# Work item
Print the data that follows, exactly and completely.
Material supplied section start
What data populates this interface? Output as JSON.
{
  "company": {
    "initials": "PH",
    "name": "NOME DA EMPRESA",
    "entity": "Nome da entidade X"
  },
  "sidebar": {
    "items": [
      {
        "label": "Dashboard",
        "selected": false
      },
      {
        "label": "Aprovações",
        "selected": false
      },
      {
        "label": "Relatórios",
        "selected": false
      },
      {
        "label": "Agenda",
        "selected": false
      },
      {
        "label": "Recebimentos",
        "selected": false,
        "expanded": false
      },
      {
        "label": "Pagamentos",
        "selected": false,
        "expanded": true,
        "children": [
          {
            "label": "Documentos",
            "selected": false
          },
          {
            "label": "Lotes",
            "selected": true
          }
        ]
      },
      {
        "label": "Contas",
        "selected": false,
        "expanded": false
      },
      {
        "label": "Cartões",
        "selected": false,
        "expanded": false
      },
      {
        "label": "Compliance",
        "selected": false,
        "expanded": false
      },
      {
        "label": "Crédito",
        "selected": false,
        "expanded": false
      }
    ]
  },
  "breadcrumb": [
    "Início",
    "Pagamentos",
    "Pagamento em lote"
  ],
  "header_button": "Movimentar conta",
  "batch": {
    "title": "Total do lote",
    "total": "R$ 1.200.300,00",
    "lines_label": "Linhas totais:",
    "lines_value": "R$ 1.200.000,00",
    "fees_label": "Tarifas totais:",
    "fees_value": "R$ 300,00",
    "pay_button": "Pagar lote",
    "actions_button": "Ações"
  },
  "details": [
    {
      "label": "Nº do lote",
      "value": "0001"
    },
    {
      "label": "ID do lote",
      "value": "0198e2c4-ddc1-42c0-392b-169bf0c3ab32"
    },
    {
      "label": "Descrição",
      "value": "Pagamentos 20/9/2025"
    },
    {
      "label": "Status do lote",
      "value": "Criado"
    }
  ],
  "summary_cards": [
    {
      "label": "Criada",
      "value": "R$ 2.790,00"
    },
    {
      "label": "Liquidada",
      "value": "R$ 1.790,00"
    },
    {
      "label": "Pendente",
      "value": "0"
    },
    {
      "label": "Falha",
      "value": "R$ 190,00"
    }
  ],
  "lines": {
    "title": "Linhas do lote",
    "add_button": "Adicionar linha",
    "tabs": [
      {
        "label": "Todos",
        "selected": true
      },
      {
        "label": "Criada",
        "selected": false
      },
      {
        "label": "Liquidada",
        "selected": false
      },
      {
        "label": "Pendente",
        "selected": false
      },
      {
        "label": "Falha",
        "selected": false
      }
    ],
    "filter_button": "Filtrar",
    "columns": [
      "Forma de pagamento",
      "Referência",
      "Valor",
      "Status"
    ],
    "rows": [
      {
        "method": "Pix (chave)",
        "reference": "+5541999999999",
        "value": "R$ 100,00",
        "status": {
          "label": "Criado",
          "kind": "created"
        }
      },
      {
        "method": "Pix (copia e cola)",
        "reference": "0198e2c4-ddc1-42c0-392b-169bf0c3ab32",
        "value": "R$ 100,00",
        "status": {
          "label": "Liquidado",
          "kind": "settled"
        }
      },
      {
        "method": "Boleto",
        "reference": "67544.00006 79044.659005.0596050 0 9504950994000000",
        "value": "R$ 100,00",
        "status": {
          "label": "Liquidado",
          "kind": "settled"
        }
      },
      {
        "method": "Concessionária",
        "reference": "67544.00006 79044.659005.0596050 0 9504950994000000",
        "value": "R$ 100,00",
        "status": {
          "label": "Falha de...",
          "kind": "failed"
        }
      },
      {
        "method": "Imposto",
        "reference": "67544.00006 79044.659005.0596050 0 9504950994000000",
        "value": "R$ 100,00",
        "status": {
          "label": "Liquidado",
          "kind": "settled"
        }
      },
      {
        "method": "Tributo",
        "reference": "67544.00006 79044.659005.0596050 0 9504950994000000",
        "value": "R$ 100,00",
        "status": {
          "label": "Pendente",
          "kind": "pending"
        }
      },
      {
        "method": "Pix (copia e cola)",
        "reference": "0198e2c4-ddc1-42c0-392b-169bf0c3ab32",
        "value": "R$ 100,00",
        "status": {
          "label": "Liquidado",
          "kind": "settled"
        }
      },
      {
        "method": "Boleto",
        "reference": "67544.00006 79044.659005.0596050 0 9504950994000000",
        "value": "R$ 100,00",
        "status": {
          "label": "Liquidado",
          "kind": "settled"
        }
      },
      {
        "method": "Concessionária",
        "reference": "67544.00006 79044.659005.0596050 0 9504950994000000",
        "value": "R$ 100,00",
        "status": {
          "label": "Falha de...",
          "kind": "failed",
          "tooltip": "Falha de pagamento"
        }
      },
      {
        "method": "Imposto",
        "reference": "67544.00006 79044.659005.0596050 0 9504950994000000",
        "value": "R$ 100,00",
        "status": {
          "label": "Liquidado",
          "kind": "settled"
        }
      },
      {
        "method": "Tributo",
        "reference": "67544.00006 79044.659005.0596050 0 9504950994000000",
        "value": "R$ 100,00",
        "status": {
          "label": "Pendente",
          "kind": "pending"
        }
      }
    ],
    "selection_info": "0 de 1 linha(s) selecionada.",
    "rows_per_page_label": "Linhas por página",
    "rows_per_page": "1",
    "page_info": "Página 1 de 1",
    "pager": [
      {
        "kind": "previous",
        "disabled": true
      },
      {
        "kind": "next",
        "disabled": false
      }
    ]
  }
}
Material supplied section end
# Solved exercise
What data populates this interface? Output as JSON.
{
  "company": {
    "initials": "PH",
    "name": "NOME DA EMPRESA",
    "entity": "Nome da entidade X"
  },
  "sidebar": {
    "items": [
      {
        "label": "Dashboard",
        "selected": false
      },
      {
        "label": "Aprovações",
        "selected": false
      },
      {
        "label": "Relatórios",
        "selected": false
      },
      {
        "label": "Agenda",
        "selected": false
      },
      {
        "label": "Recebimentos",
        "selected": false,
        "expanded": false
      },
      {
        "label": "Pagamentos",
        "selected": false,
        "expanded": true,
        "children": [
          {
            "label": "Documentos",
            "selected": false
          },
          {
            "label": "Lotes",
            "selected": true
          }
        ]
      },
      {
        "label": "Contas",
        "selected": false,
        "expanded": false
      },
      {
        "label": "Cartões",
        "selected": false,
        "expanded": false
      },
      {
        "label": "Compliance",
        "selected": false,
        "expanded": false
      },
      {
        "label": "Crédito",
        "selected": false,
        "expanded": false
      }
    ]
  },
  "breadcrumb": [
    "Início",
    "Pagamentos",
    "Pagamento em lote"
  ],
  "header_button": "Movimentar conta",
  "batch": {
    "title": "Total do lote",
    "total": "R$ 1.200.300,00",
    "lines_label": "Linhas totais:",
    "lines_value": "R$ 1.200.000,00",
    "fees_label": "Tarifas totais:",
    "fees_value": "R$ 300,00",
    "pay_button": "Pagar lote",
    "actions_button": "Ações"
  },
  "details": [
    {
      "label": "Nº do lote",
      "value": "0001"
    },
    {
      "label": "ID do lote",
      "value": "0198e2c4-ddc1-42c0-392b-169bf0c3ab32"
    },
    {
      "label": "Descrição",
      "value": "Pagamentos 20/9/2025"
    },
    {
      "label": "Status do lote",
      "value": "Criado"
    }
  ],
  "summary_cards": [
    {
      "label": "Criada",
      "value": "R$ 2.790,00"
    },
    {
      "label": "Liquidada",
      "value": "R$ 1.790,00"
    },
    {
      "label": "Pendente",
      "value": "0"
    },
    {
      "label": "Falha",
      "value": "R$ 190,00"
    }
  ],
  "lines": {
    "title": "Linhas do lote",
    "add_button": "Adicionar linha",
    "tabs": [
      {
        "label": "Todos",
        "selected": true
      },
      {
        "label": "Criada",
        "selected": false
      },
      {
        "label": "Liquidada",
        "selected": false
      },
      {
        "label": "Pendente",
        "selected": false
      },
      {
        "label": "Falha",
        "selected": false
      }
    ],
    "filter_button": "Filtrar",
    "columns": [
      "Forma de pagamento",
      "Referência",
      "Valor",
      "Status"
    ],
    "rows": [
      {
        "method": "Pix (chave)",
        "reference": "+5541999999999",
        "value": "R$ 100,00",
        "status": {
          "label": "Criado",
          "kind": "created"
        }
      },
      {
        "method": "Pix (copia e cola)",
        "reference": "0198e2c4-ddc1-42c0-392b-169bf0c3ab32",
        "value": "R$ 100,00",
        "status": {
          "label": "Liquidado",
          "kind": "settled"
        }
      },
      {
        "method": "Boleto",
        "reference": "67544.00006 79044.659005.0596050 0 9504950994000000",
        "value": "R$ 100,00",
        "status": {
          "label": "Liquidado",
          "kind": "settled"
        }
      },
      {
        "method": "Concessionária",
        "reference": "67544.00006 79044.659005.0596050 0 9504950994000000",
        "value": "R$ 100,00",
        "status": {
          "label": "Falha de...",
          "kind": "failed"
        }
      },
      {
        "method": "Imposto",
        "reference": "67544.00006 79044.659005.0596050 0 9504950994000000",
        "value": "R$ 100,00",
        "status": {
          "label": "Liquidado",
          "kind": "settled"
        }
      },
      {
        "method": "Tributo",
        "reference": "67544.00006 79044.659005.0596050 0 9504950994000000",
        "value": "R$ 100,00",
        "status": {
          "label": "Pendente",
          "kind": "pending"
        }
      },
      {
        "method": "Pix (copia e cola)",
        "reference": "0198e2c4-ddc1-42c0-392b-169bf0c3ab32",
        "value": "R$ 100,00",
        "status": {
          "label": "Liquidado",
          "kind": "settled"
        }
      },
      {
        "method": "Boleto",
        "reference": "67544.00006 79044.659005.0596050 0 9504950994000000",
        "value": "R$ 100,00",
        "status": {
          "label": "Liquidado",
          "kind": "settled"
        }
      },
      {
        "method": "Concessionária",
        "reference": "67544.00006 79044.659005.0596050 0 9504950994000000",
        "value": "R$ 100,00",
        "status": {
          "label": "Falha de...",
          "kind": "failed",
          "tooltip": "Falha de pagamento"
        }
      },
      {
        "method": "Imposto",
        "reference": "67544.00006 79044.659005.0596050 0 9504950994000000",
        "value": "R$ 100,00",
        "status": {
          "label": "Liquidado",
          "kind": "settled"
        }
      },
      {
        "method": "Tributo",
        "reference": "67544.00006 79044.659005.0596050 0 9504950994000000",
        "value": "R$ 100,00",
        "status": {
          "label": "Pendente",
          "kind": "pending"
        }
      }
    ],
    "selection_info": "0 de 1 linha(s) selecionada.",
    "rows_per_page_label": "Linhas por página",
    "rows_per_page": "1",
    "page_info": "Página 1 de 1",
    "pager": [
      {
        "kind": "previous",
        "disabled": true
      },
      {
        "kind": "next",
        "disabled": false
      }
    ]
  }
}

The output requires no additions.